- There is a negative and statistically significant relationship between the past overestimates in forecasts and median inflation expectations during high-inflation regimes, but not during low-inflation regimes. This indicates that individuals pay more attention to inflation and update their future inflation expectations more in light of new information about inflation when inflation is beyond a certain threshold.
- A similar pattern of results occurs when the analysis omits the last 15 years, 2003 through 2018, a period characterized by very low inflation and well-anchored long-run expectations.

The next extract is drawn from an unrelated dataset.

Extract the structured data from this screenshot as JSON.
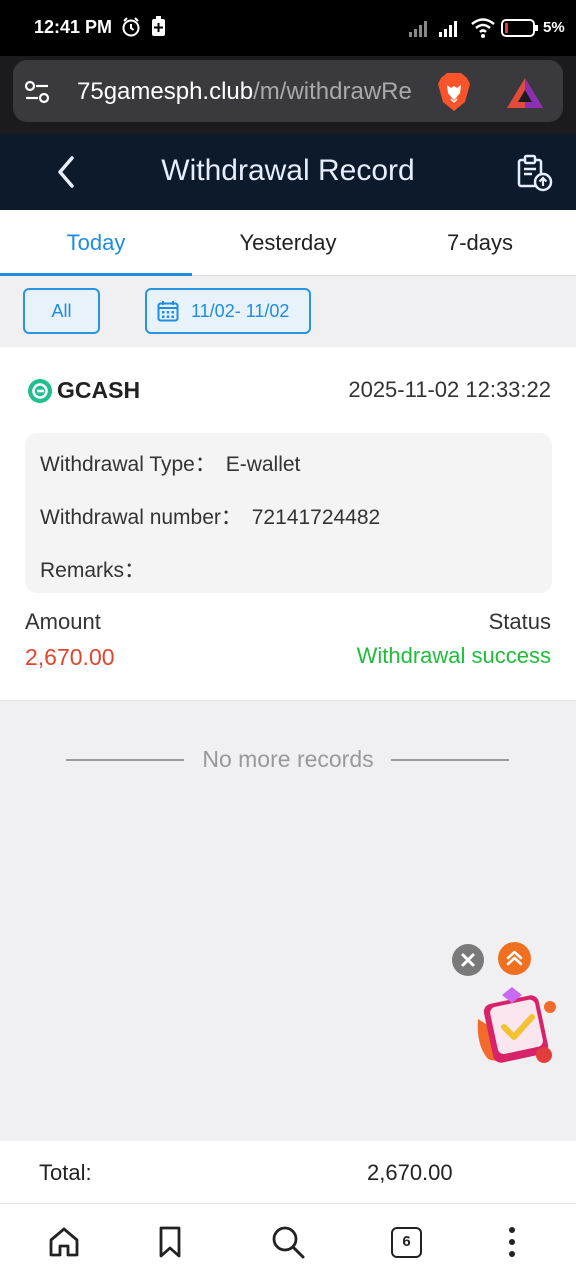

A test for whether these responses were conditioned on the respondents having lived through a period of high inflation during their prime suggests that the behavioral pattern documented in this paper is not driven by a specific cohort.

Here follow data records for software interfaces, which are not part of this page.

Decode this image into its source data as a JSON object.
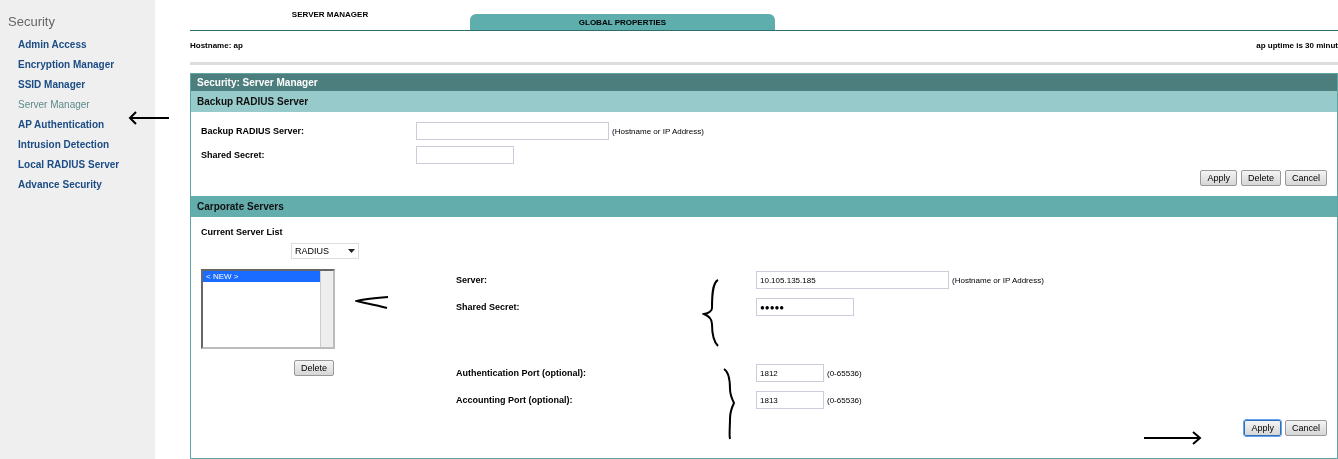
{
  "sidebar": {
    "title": "Security",
    "items": [
      {
        "label": "Admin Access",
        "selected": false
      },
      {
        "label": "Encryption Manager",
        "selected": false
      },
      {
        "label": "SSID Manager",
        "selected": false
      },
      {
        "label": "Server Manager",
        "selected": true
      },
      {
        "label": "AP Authentication",
        "selected": false
      },
      {
        "label": "Intrusion Detection",
        "selected": false
      },
      {
        "label": "Local RADIUS Server",
        "selected": false
      },
      {
        "label": "Advance Security",
        "selected": false
      }
    ]
  },
  "tabs": [
    {
      "label": "SERVER MANAGER",
      "selected": true
    },
    {
      "label": "GLOBAL PROPERTIES",
      "selected": false
    }
  ],
  "hostname": "Hostname: ap",
  "uptime": "ap uptime is 30 minut",
  "panel_title": "Security: Server Manager",
  "backup": {
    "title": "Backup RADIUS Server",
    "fields": [
      {
        "label": "Backup RADIUS Server:",
        "hint": "(Hostname or IP Address)"
      },
      {
        "label": "Shared Secret:"
      }
    ],
    "buttons": [
      {
        "label": "Apply",
        "focused": false
      },
      {
        "label": "Delete",
        "focused": false
      },
      {
        "label": "Cancel",
        "focused": false
      }
    ]
  },
  "corporate": {
    "title": "Carporate Servers",
    "list_label": "Current Server List",
    "protocol": "RADIUS",
    "servers": [
      {
        "label": "< NEW >",
        "selected": true
      }
    ],
    "delete_button": "Delete",
    "fields": [
      {
        "label": "Server:",
        "value": "10.105.135.185",
        "hint": "(Hostname or IP Address)"
      },
      {
        "label": "Shared Secret:",
        "value": "●●●●●"
      },
      {
        "label": "Authentication Port (optional):",
        "value": "1812",
        "hint": "(0-65536)"
      },
      {
        "label": "Accounting Port (optional):",
        "value": "1813",
        "hint": "(0-65536)"
      }
    ],
    "buttons": [
      {
        "label": "Apply",
        "focused": true
      },
      {
        "label": "Cancel",
        "focused": false
      }
    ]
  }
}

- The pattern of Same-DK responses and low inflation rates suggests that the inflation-employment relationship may have been flatter during earlier periods of low inflation, not just in low inflation periods that have occurred during the past 20 years.The authors plot annual inflation measured by the Consumer Price Index against the unemployment rate for the low inflation period between 1958 and 1969, and show that the Phillips curve is flatter when annual inflation is under 3 percent. However, between 1970 and 1994 there were several periods of high inflation, and the classic Phillips curve relationship of high inflation being correlated with low unemployment re-emerged, which cautions against complacency that high inflation could not return at some point.

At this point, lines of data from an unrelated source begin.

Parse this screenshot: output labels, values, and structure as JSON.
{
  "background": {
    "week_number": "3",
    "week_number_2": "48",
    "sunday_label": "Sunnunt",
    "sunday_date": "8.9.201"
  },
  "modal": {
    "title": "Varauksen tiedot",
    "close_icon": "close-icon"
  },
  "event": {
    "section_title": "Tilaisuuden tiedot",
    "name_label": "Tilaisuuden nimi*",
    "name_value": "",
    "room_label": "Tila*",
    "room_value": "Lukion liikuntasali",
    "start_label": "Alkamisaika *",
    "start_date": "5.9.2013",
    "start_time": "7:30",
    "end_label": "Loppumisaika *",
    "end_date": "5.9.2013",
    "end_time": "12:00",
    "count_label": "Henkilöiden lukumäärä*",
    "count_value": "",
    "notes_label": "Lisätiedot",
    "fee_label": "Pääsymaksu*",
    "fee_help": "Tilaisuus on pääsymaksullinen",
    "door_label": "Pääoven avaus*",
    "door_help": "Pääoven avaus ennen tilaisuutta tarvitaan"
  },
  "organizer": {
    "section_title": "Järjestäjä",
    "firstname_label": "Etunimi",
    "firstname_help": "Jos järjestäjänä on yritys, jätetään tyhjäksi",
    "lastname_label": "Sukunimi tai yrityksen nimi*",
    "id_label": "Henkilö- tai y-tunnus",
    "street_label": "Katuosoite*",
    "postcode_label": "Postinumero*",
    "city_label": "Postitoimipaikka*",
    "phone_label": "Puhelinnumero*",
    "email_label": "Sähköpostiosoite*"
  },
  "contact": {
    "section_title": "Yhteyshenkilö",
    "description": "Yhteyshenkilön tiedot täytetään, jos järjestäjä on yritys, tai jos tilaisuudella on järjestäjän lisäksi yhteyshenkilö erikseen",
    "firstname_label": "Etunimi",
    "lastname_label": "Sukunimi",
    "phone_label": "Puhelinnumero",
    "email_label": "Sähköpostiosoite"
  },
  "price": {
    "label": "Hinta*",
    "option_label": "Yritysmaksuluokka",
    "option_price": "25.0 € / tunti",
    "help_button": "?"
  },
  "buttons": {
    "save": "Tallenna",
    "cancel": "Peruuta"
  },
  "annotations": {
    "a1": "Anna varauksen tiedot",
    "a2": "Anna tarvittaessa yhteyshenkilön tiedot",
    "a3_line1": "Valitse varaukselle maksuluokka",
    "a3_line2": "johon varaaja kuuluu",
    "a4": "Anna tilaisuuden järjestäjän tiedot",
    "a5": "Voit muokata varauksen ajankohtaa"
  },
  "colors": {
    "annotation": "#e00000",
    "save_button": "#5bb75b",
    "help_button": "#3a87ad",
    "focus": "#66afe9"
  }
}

Regardless of what proxy measure for inattention is used, the results consistently show that consumer inflation expectations are insensitive to actual inflation when the annual inflation rate is below 2–4 percent. One implication of this finding is that despite the US unemployment rate being at a 50-year low, the risk of higher inflation seems to be limited since the current annual inflation rate is around only 2 percent. This also means that consumption and wage negotiations should be less affected by current economic conditions, which will also reduce inflation pressure. This implication is underscored by previous studies which have shown that the MSC inflation expectations have provided the best explanation of realized inflation, both before and after the Great Recession, and other studies which have shown that consumers’ inflation expectations may reflect firms’ inflation expectations.
From a behavioral perspective, insensitivity to the annual inflation rate when it is low conforms to what psychologists call Weber’s Law, which centers around a concept termed a “just noticeable difference.” The idea is that humans sense change above some threshold level, which proportional to the initial stimuli. Applying this insight to inflation expectations implies that consumers are insensitive to small changes in prices up to a certain level, which these findings suggest is around 4 percent annual inflation. While previous studies have found mixed results for the just noticeable difference when applied to inflation expectations, the findings in this paper suggest that further work using this concept might yield more insight into how inflation expectations are formed.
Inflation expectations are key to economic activity, and in the current economic climate of a heated labor market, they are central to the policy debate. At the same time, a growing literature on inattention suggests that individuals, and therefore individual behavior, may not be sensitive to changes in inflation when it is low. This paper explores evidence of such inattention by constructing three different measures based on the University of Michigan’s Survey of Consumers 1-year ahead inflation expectations. Exploring inflation thresholds of 2, 3, and 4 percent, our findings are consistent with the inattention hypothesis.